This implementation uses ECMA6 syntax and babel as transpiler. You can use this code to add integers which are bigger than Number.MAX_SAFE_INTEGER.

var _ = require('underscore'),
assert = require('assert');

var strAdd = function(lnum, rnum) {
var {rem, res} = _.chain(
_.zip(
lnum.split('').reverse(),
rnum.split('').reverse()
)
).reduce(
({rem, res}, [left, right]) => {
var sum = Number(left || 0) + Number(right || 0) + rem;
res.push(
sum % 10
);
return {
res,
rem: ~~(sum/ 10)
};
},
{
rem: 0,
res: []
}
).value();
if (rem !== 0) {
res.push(rem);
}
return res.reverse().join('');
};

• This is not Long arithmetic but Variable precision arithmetic!
– N74
Commented Nov 3, 2015 at 15:14
• That's much better. Commented Nov 3, 2015 at 16:23

### Input validation

The function will happily return non-sense result when an argument contains not only digits.

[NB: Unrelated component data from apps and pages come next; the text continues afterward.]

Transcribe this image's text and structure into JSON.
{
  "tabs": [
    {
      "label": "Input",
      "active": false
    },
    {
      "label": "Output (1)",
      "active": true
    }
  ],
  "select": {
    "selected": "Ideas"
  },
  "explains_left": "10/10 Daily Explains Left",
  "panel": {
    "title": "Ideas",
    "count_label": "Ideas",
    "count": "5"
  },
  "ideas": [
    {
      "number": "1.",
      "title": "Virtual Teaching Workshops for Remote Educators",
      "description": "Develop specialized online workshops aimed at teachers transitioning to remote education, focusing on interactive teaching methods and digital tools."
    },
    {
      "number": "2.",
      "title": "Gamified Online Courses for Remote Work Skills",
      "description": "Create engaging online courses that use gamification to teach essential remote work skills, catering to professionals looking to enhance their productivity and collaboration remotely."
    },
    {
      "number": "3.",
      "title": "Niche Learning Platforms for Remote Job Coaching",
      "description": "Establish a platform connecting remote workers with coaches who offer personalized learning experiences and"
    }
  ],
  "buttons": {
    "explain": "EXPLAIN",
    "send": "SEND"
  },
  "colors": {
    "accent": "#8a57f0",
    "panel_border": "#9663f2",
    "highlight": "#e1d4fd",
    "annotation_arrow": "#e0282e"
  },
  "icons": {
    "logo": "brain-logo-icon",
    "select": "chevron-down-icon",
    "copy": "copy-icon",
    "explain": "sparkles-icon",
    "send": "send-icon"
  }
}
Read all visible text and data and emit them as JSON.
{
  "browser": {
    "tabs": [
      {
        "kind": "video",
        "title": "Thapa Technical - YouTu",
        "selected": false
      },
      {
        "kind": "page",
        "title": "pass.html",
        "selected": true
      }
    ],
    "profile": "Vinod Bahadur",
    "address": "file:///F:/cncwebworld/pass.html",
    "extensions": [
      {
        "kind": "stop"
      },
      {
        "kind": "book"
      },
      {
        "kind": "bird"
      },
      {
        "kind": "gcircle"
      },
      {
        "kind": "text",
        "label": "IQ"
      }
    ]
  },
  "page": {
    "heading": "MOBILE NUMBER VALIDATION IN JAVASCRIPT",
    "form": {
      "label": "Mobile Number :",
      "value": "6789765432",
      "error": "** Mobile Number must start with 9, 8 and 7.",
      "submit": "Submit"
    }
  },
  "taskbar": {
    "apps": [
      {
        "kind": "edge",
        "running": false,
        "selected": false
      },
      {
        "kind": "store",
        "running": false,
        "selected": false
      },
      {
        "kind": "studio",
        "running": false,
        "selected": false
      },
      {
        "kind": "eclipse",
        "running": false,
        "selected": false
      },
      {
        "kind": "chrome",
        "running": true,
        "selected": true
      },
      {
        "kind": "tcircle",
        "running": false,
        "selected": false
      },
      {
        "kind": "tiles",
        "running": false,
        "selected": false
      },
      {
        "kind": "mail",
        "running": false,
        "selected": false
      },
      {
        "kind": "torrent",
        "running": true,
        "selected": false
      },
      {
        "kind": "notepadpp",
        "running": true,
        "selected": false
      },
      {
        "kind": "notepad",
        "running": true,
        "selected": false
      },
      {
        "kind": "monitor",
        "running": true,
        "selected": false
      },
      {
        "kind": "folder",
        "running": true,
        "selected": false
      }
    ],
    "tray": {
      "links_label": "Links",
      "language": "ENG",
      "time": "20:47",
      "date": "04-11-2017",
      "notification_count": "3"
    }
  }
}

Unless you are absolutely certain that this function is used in a safe context, it would be good to validate the inputs.

Going even further, I would create a validate function that returns a number or else throws an exception, and call it after splitting:

  lnum.split('').map(validate).reverse(),
rnum.split('').map(validate).reverse()


This way the summing step will not need anymore the Number conversions, a bit simpler:

  var sum = (left || 0) + (right || 0) + rem;


### Cleverness

I find this clever, but hacky:

rem: ~~(sum/ 10)


I suggest to just spell out the intention nicely:

rem: sum > 9 ? 1 : 0


On the other hand, instead of this:

if (rem !== 0) {


Since the value of rem is guaranteed to be either 0 or 1, I think it's totally fine to be lazy and rely on the truthiness:

if (rem) {